Recognizing Heart Failure

heartA very startling statistic is the population here in the MENA region is developing heart failure 10 years younger than their Western counterparts. To help us understand heart failure and its associated symptoms, HEALTH meets with Cardiologist Dr. Feras Bader.

Risk Factors

Common risk factors of heart failure include high blood pressure, diabetes mellitus, hyperlipidaemia leading to coronary artery disease, cigarette smoking, and obesity. Many of these are associated with a more Western-type lifestyle and presently highly prevalent in the Middle-East population,” says Dr. Bader.

What it Means

Heart failure, explains Dr. Bader, often occurs when the heart muscle has suddenly become weak following a heart attack or other illnesses affecting the heart, or by damage sustained more gradually due to diabetes, high blood pressure, or coronary artery disease.


According to Dr. Bader, the most common symptoms of heart failure are shortness of breath, symptoms of fatigue, dizziness, and body swelling, especially in the legs and abdomen. “However, unless people are aware of the symptoms of heart failure and they and their physicians think of heart failure as a possibility, many of these symptoms could last for some time before they are diagnosed,” he notes.

The MENA Region

The biggest differences in risk factors between the MENA region and the Western world, he tells, is the prevalence of hypertension and diabetes as well as obesity. “If we look at these risk factors, their percentages are significantly higher than in developed countries and we believe that it is because of this, that patients are diagnosed with heart failure at a younger age compared to their counterparts in the West,” he explains, and specifically, Type
1 diabetes, the diabetes that affects children, is very endemic in the Middle East, and because it starts at such a young age, it means people are going to live with it for a long time. With this being the case, the likelihood of developing heart disease is probably going to be higher at a younger age.

Unique Challenges Require Unique Responses

The Heart Failure Roadmap report found that the MENA region has unique challenges in heart failure that require unique responses. Studies suggest that re-hospitalization rates are much higher in MENA than in other countries. These, suggests Dr. Bader, may be driven, in part, by inadequate awareness and understanding of heart failure at all levels of the health system and inconsistent patient follow up. These high re-admission rates are costly and often avoidable.

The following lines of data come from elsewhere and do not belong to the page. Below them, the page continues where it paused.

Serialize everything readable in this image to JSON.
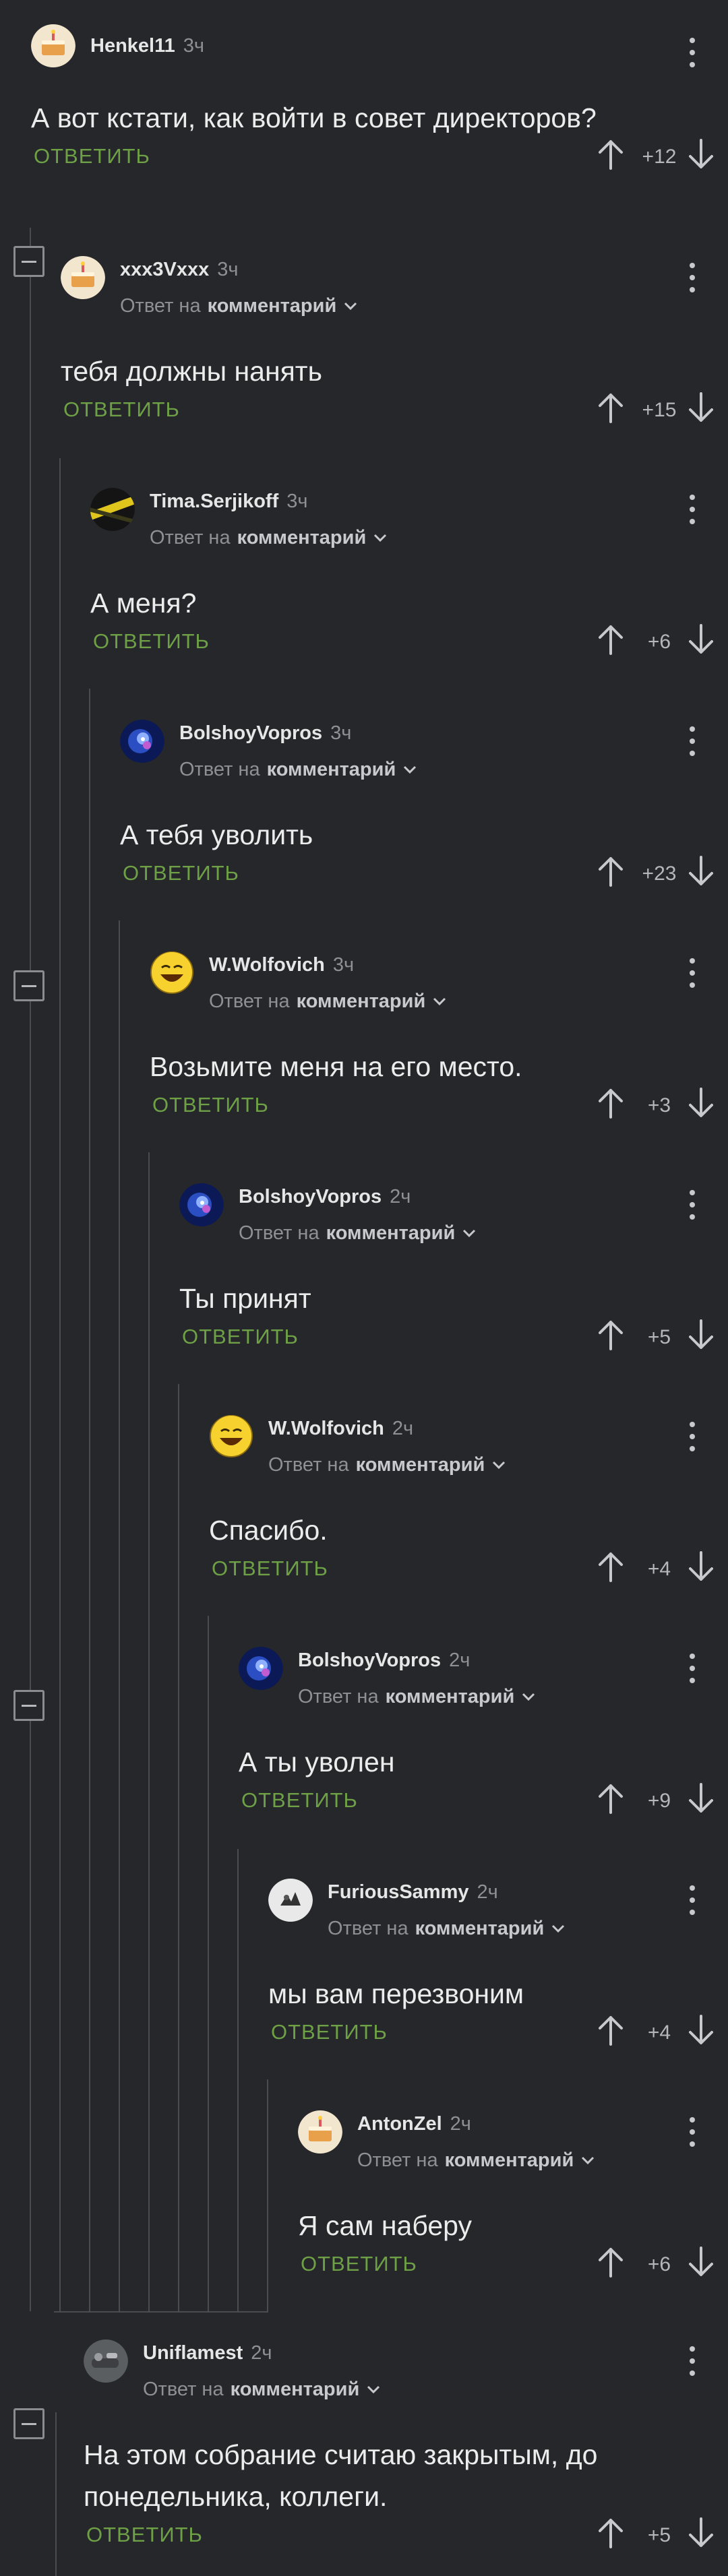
{
  "labels": {
    "reply_prefix": "Ответ на",
    "reply_target": "комментарий",
    "reply_button": "ОТВЕТИТЬ"
  },
  "comments": [
    {
      "author": "Henkel11",
      "time": "3ч",
      "text": "А вот кстати, как войти в совет директоров?",
      "rating": "+12",
      "is_reply": false,
      "avatar": "cake-avatar"
    },
    {
      "author": "xxx3Vxxx",
      "time": "3ч",
      "text": "тебя должны нанять",
      "rating": "+15",
      "is_reply": true,
      "avatar": "cake-avatar"
    },
    {
      "author": "Tima.Serjikoff",
      "time": "3ч",
      "text": "А меня?",
      "rating": "+6",
      "is_reply": true,
      "avatar": "tape-avatar"
    },
    {
      "author": "BolshoyVopros",
      "time": "3ч",
      "text": "А тебя уволить",
      "rating": "+23",
      "is_reply": true,
      "avatar": "nebula-avatar"
    },
    {
      "author": "W.Wolfovich",
      "time": "3ч",
      "text": "Возьмите меня на его место.",
      "rating": "+3",
      "is_reply": true,
      "avatar": "smiley-avatar"
    },
    {
      "author": "BolshoyVopros",
      "time": "2ч",
      "text": "Ты принят",
      "rating": "+5",
      "is_reply": true,
      "avatar": "nebula-avatar"
    },
    {
      "author": "W.Wolfovich",
      "time": "2ч",
      "text": "Спасибо.",
      "rating": "+4",
      "is_reply": true,
      "avatar": "smiley-avatar"
    },
    {
      "author": "BolshoyVopros",
      "time": "2ч",
      "text": "А ты уволен",
      "rating": "+9",
      "is_reply": true,
      "avatar": "nebula-avatar"
    },
    {
      "author": "FuriousSammy",
      "time": "2ч",
      "text": "мы вам перезвоним",
      "rating": "+4",
      "is_reply": true,
      "avatar": "sketch-avatar"
    },
    {
      "author": "AntonZel",
      "time": "2ч",
      "text": "Я сам наберу",
      "rating": "+6",
      "is_reply": true,
      "avatar": "cake-avatar"
    },
    {
      "author": "Uniflamest",
      "time": "2ч",
      "text": "На этом собрание считаю закрытым, до\nпонедельника, коллеги.",
      "rating": "+5",
      "is_reply": true,
      "avatar": "photo-avatar"
    }
  ],
  "colors": {
    "background": "#25272a",
    "reply_green": "#6ea046",
    "muted": "#8e9094",
    "thread_line": "#4a4c50"
  }
}
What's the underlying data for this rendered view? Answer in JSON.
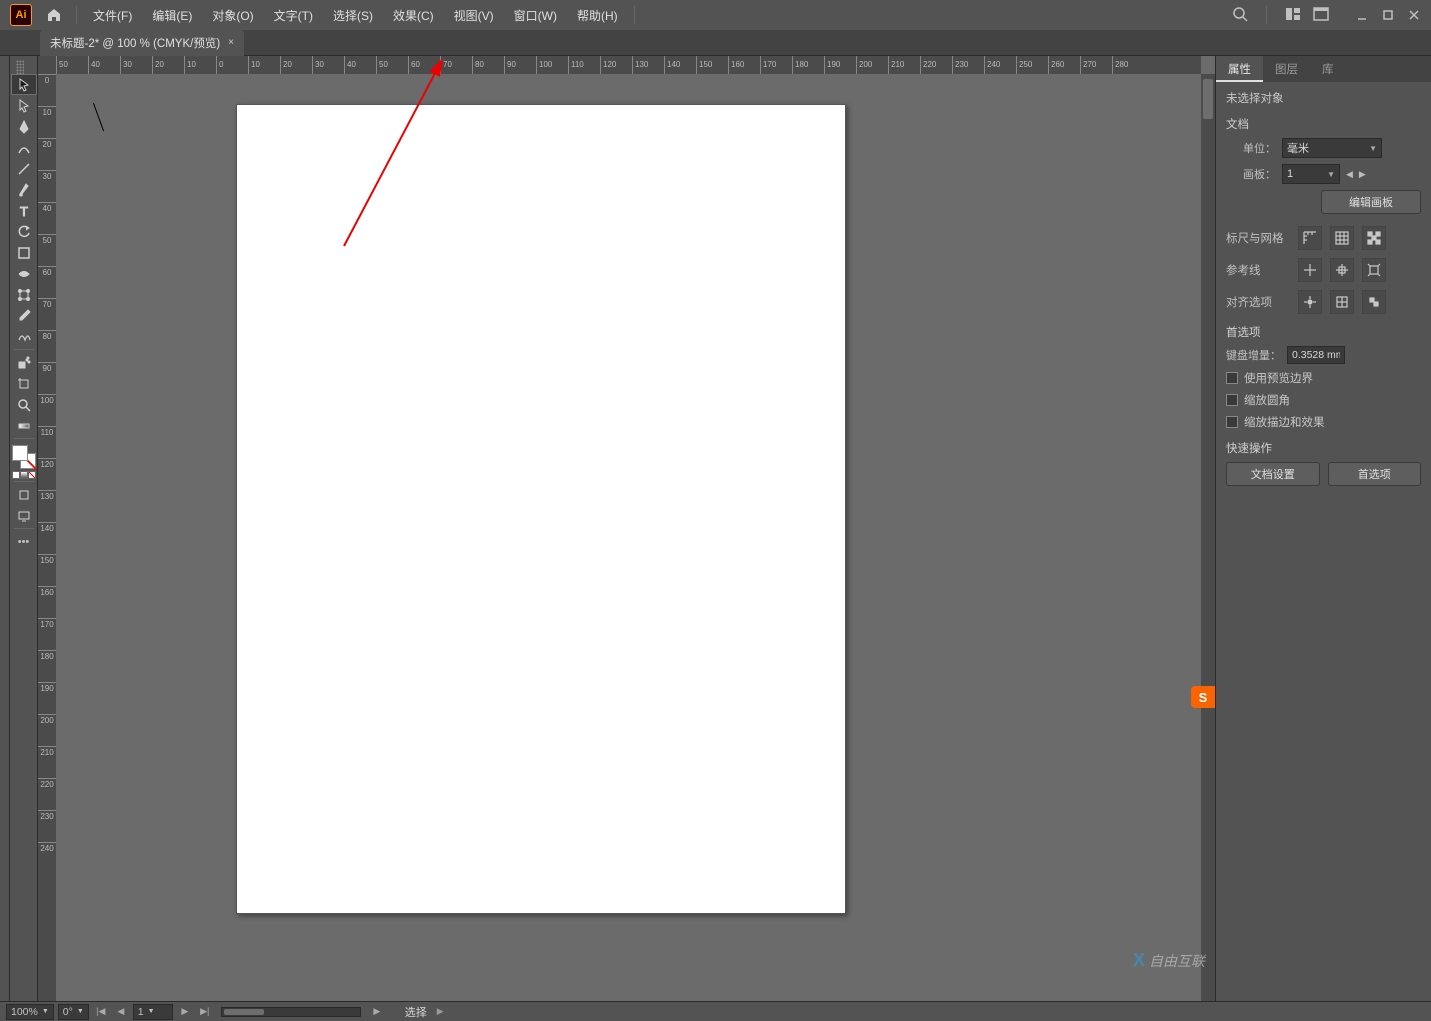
{
  "menubar": {
    "items": [
      "文件(F)",
      "编辑(E)",
      "对象(O)",
      "文字(T)",
      "选择(S)",
      "效果(C)",
      "视图(V)",
      "窗口(W)",
      "帮助(H)"
    ]
  },
  "tab": {
    "title": "未标题-2* @ 100 % (CMYK/预览)"
  },
  "ruler_h": [
    "50",
    "40",
    "30",
    "20",
    "10",
    "0",
    "10",
    "20",
    "30",
    "40",
    "50",
    "60",
    "70",
    "80",
    "90",
    "100",
    "110",
    "120",
    "130",
    "140",
    "150",
    "160",
    "170",
    "180",
    "190",
    "200",
    "210",
    "220",
    "230",
    "240",
    "250",
    "260",
    "270",
    "280"
  ],
  "ruler_v": [
    "0",
    "10",
    "20",
    "30",
    "40",
    "50",
    "60",
    "70",
    "80",
    "90",
    "100",
    "110",
    "120",
    "130",
    "140",
    "150",
    "160",
    "170",
    "180",
    "190",
    "200",
    "210",
    "220",
    "230",
    "240"
  ],
  "panel": {
    "tabs": [
      "属性",
      "图层",
      "库"
    ],
    "no_selection": "未选择对象",
    "doc_title": "文档",
    "unit_label": "单位：",
    "unit_value": "毫米",
    "artboard_label": "画板：",
    "artboard_value": "1",
    "edit_artboard_btn": "编辑画板",
    "ruler_grid_label": "标尺与网格",
    "guides_label": "参考线",
    "align_label": "对齐选项",
    "prefs_title": "首选项",
    "key_inc_label": "键盘增量：",
    "key_inc_value": "0.3528 mm",
    "chk1": "使用预览边界",
    "chk2": "缩放圆角",
    "chk3": "缩放描边和效果",
    "quick_title": "快速操作",
    "doc_setup_btn": "文档设置",
    "prefs_btn": "首选项"
  },
  "status": {
    "zoom": "100%",
    "angle": "0°",
    "page": "1",
    "tool": "选择"
  },
  "watermark": "自由互联",
  "ime": "S"
}
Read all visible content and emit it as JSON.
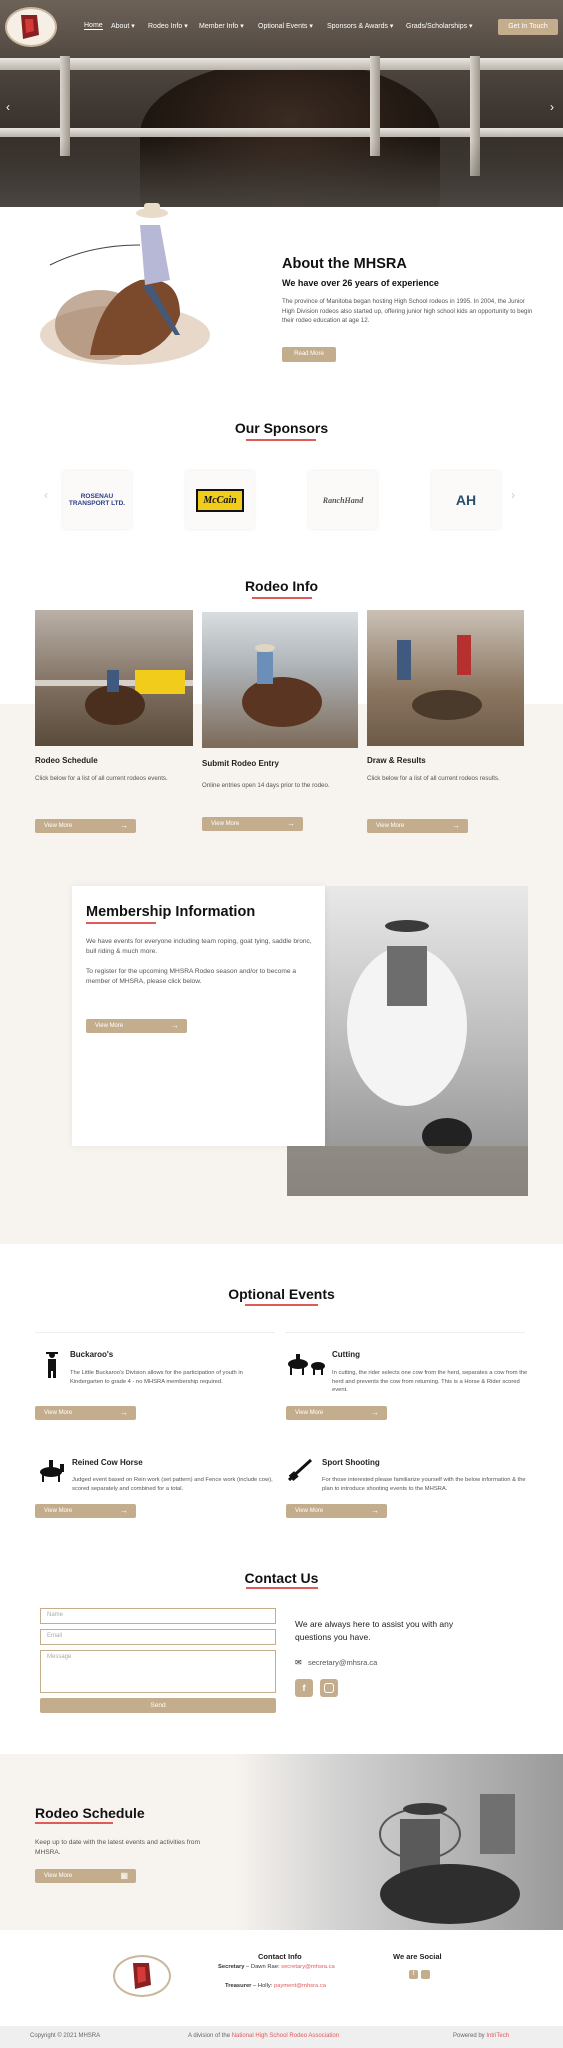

Grim Reality

Heart failure, reveals Dr. Bader, is the number one reason for hospitalization for people over 65 across the globe, placing a huge social and economic burden on patients and their families. The pressures of heart failure are set to
grow across MENA, driven by the high prevalence of risk factors for non-communicable diseases in the region which are often left unchecked and unchallenged.

The MENA Heart Failure Alliance

The MENA Heart Failure Alliance, the region’s first dedicated group for heart failure management, will be dedicated to combat heart failure, establish a clear roadmap of priority actions, and develop locally applicable interventions and policies following the key focus areas identified through the Roadmap Report findings.

Previous Post
Next Post

Related Articles